*** Opening TASK INPUTS ***

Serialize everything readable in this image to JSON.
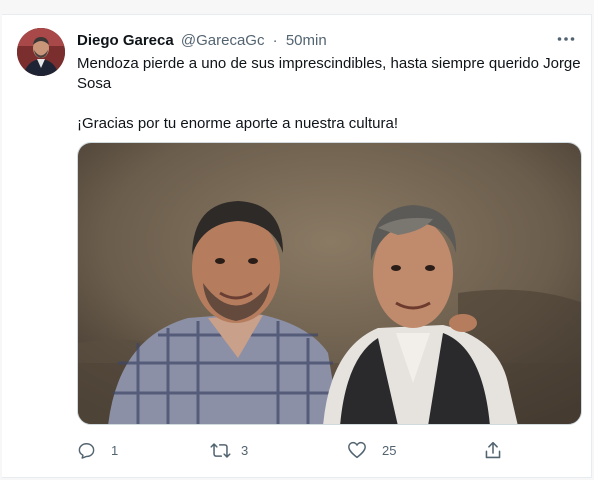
{
  "tweet": {
    "author_name": "Diego Gareca",
    "handle": "@GarecaGc",
    "separator": "·",
    "time": "50min",
    "text_line1": "Mendoza pierde a uno de sus imprescindibles, hasta siempre querido Jorge Sosa",
    "text_line2": "¡Gracias por tu enorme aporte a nuestra cultura!"
  },
  "actions": {
    "reply_icon": "comment-icon",
    "reply_count": "1",
    "retweet_icon": "retweet-icon",
    "retweet_count": "3",
    "like_icon": "heart-icon",
    "like_count": "25",
    "share_icon": "share-icon"
  },
  "colors": {
    "text": "#0f1419",
    "secondary": "#536471",
    "border": "#e6ecf0"
  }
}
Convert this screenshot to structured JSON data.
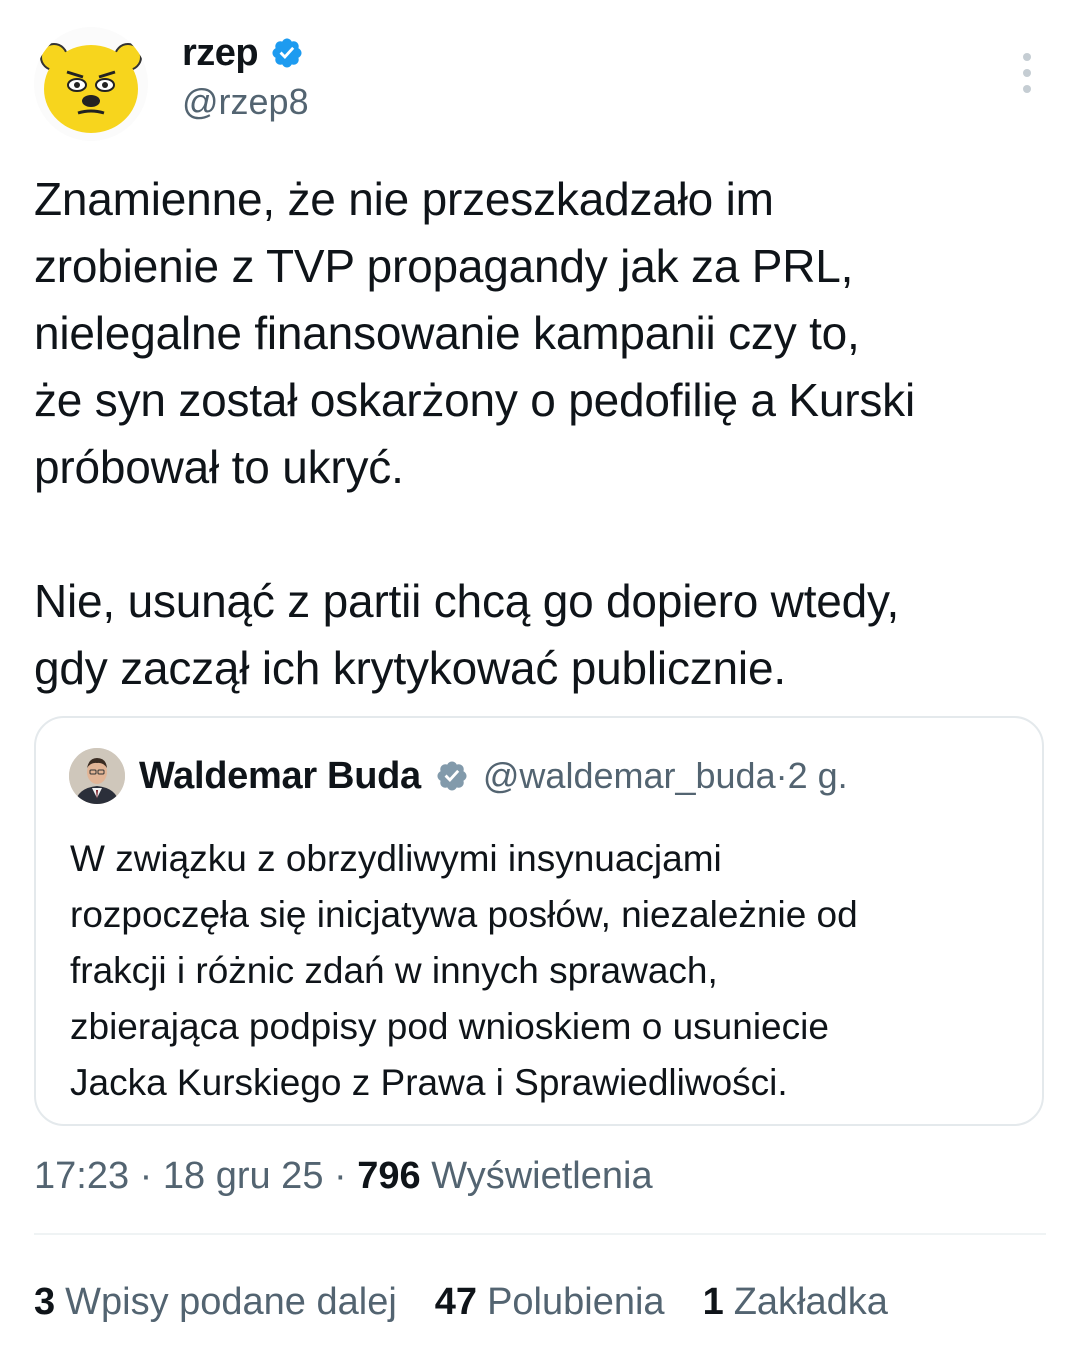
{
  "author": {
    "display_name": "rzep",
    "handle": "@rzep8",
    "avatar_icon": "yellow-bear-avatar",
    "verified_icon": "verified-badge-blue"
  },
  "menu_icon": "more-vertical-icon",
  "tweet": {
    "text": "Znamienne, że nie przeszkadzało im\nzrobienie z TVP propagandy jak za PRL,\nnielegalne finansowanie kampanii czy to,\nże syn został oskarżony o pedofilię a Kurski\npróbował to ukryć.\n\nNie, usunąć z partii chcą go dopiero wtedy,\ngdy zaczął ich krytykować publicznie."
  },
  "quoted": {
    "display_name": "Waldemar Buda",
    "handle": "@waldemar_buda",
    "separator": " · ",
    "age": "2 g.",
    "verified_icon": "verified-badge-gray",
    "text": "W związku z obrzydliwymi insynuacjami\nrozpoczęła się inicjatywa posłów, niezależnie od\nfrakcji i różnic zdań w innych sprawach,\nzbierająca podpisy pod wnioskiem o usuniecie\nJacka Kurskiego z Prawa i Sprawiedliwości."
  },
  "meta": {
    "time": "17:23",
    "sep1": " · ",
    "date": "18 gru 25",
    "sep2": " · ",
    "views_count": "796",
    "views_label": "Wyświetlenia"
  },
  "stats": [
    {
      "count": "3",
      "label": "Wpisy podane dalej"
    },
    {
      "count": "47",
      "label": "Polubienia"
    },
    {
      "count": "1",
      "label": "Zakładka"
    }
  ],
  "colors": {
    "verified_blue": "#1d9bf0",
    "verified_gray": "#829aab",
    "secondary_text": "#536471",
    "avatar_yellow": "#f7d51d"
  }
}
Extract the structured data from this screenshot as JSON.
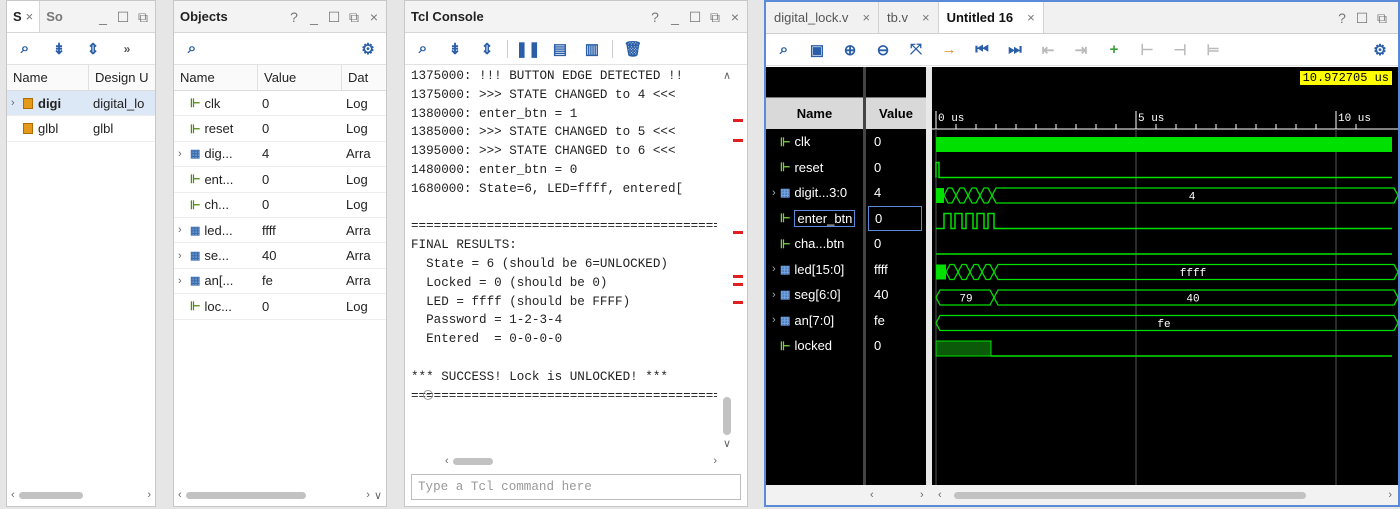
{
  "scope_panel": {
    "tab_active": "S",
    "tab_other": "So",
    "headers": [
      "Name",
      "Design U"
    ],
    "rows": [
      {
        "name": "digi",
        "design": "digital_lo",
        "expandable": true
      },
      {
        "name": "glbl",
        "design": "glbl",
        "expandable": false
      }
    ]
  },
  "objects_panel": {
    "title": "Objects",
    "headers": [
      "Name",
      "Value",
      "Dat"
    ],
    "rows": [
      {
        "name": "clk",
        "value": "0",
        "type": "Log",
        "bus": false
      },
      {
        "name": "reset",
        "value": "0",
        "type": "Log",
        "bus": false
      },
      {
        "name": "dig...",
        "value": "4",
        "type": "Arra",
        "bus": true
      },
      {
        "name": "ent...",
        "value": "0",
        "type": "Log",
        "bus": false
      },
      {
        "name": "ch...",
        "value": "0",
        "type": "Log",
        "bus": false
      },
      {
        "name": "led...",
        "value": "ffff",
        "type": "Arra",
        "bus": true
      },
      {
        "name": "se...",
        "value": "40",
        "type": "Arra",
        "bus": true
      },
      {
        "name": "an[...",
        "value": "fe",
        "type": "Arra",
        "bus": true
      },
      {
        "name": "loc...",
        "value": "0",
        "type": "Log",
        "bus": false
      }
    ]
  },
  "tcl_console": {
    "title": "Tcl Console",
    "lines": [
      "1375000: !!! BUTTON EDGE DETECTED !!",
      "1375000: >>> STATE CHANGED to 4 <<<",
      "1380000: enter_btn = 1",
      "1385000: >>> STATE CHANGED to 5 <<<",
      "1395000: >>> STATE CHANGED to 6 <<<",
      "1480000: enter_btn = 0",
      "1680000: State=6, LED=ffff, entered[",
      "",
      "==========================================",
      "FINAL RESULTS:",
      "  State = 6 (should be 6=UNLOCKED)",
      "  Locked = 0 (should be 0)",
      "  LED = ffff (should be FFFF)",
      "  Password = 1-2-3-4",
      "  Entered  = 0-0-0-0",
      "",
      "*** SUCCESS! Lock is UNLOCKED! ***",
      "=========================================="
    ],
    "input_placeholder": "Type a Tcl command here"
  },
  "wave_window": {
    "tabs": [
      {
        "label": "digital_lock.v",
        "active": false
      },
      {
        "label": "tb.v",
        "active": false
      },
      {
        "label": "Untitled 16",
        "active": true
      }
    ],
    "name_header": "Name",
    "value_header": "Value",
    "cursor_time": "10.972705 us",
    "time_ticks": [
      "0 us",
      "5 us",
      "10 us"
    ],
    "signals": [
      {
        "name": "clk",
        "value": "0",
        "bus": false
      },
      {
        "name": "reset",
        "value": "0",
        "bus": false
      },
      {
        "name": "digit...3:0",
        "value": "4",
        "bus": true,
        "wave_label": "4"
      },
      {
        "name": "enter_btn",
        "value": "0",
        "bus": false
      },
      {
        "name": "cha...btn",
        "value": "0",
        "bus": false
      },
      {
        "name": "led[15:0]",
        "value": "ffff",
        "bus": true,
        "wave_label": "ffff"
      },
      {
        "name": "seg[6:0]",
        "value": "40",
        "bus": true,
        "wave_label": "40",
        "wave_label_early": "79"
      },
      {
        "name": "an[7:0]",
        "value": "fe",
        "bus": true,
        "wave_label": "fe"
      },
      {
        "name": "locked",
        "value": "0",
        "bus": false
      }
    ]
  },
  "colors": {
    "wave_green": "#00e000",
    "cursor_yellow": "#ffff00",
    "accent_blue": "#2a5fa8"
  }
}
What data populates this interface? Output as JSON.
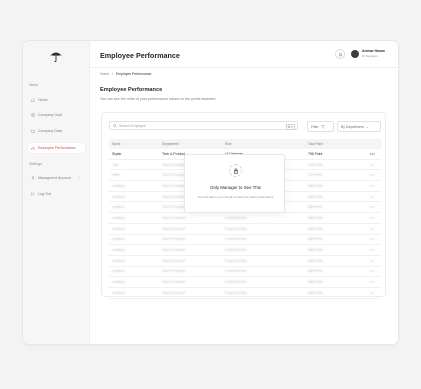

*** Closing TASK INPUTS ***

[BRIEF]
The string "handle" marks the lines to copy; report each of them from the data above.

[SOLUTION TO THIS PROBLEM]
    "handle": "@GarecaGc",
    "handle": "@rzep8",
    "handle": "@waldemar_buda",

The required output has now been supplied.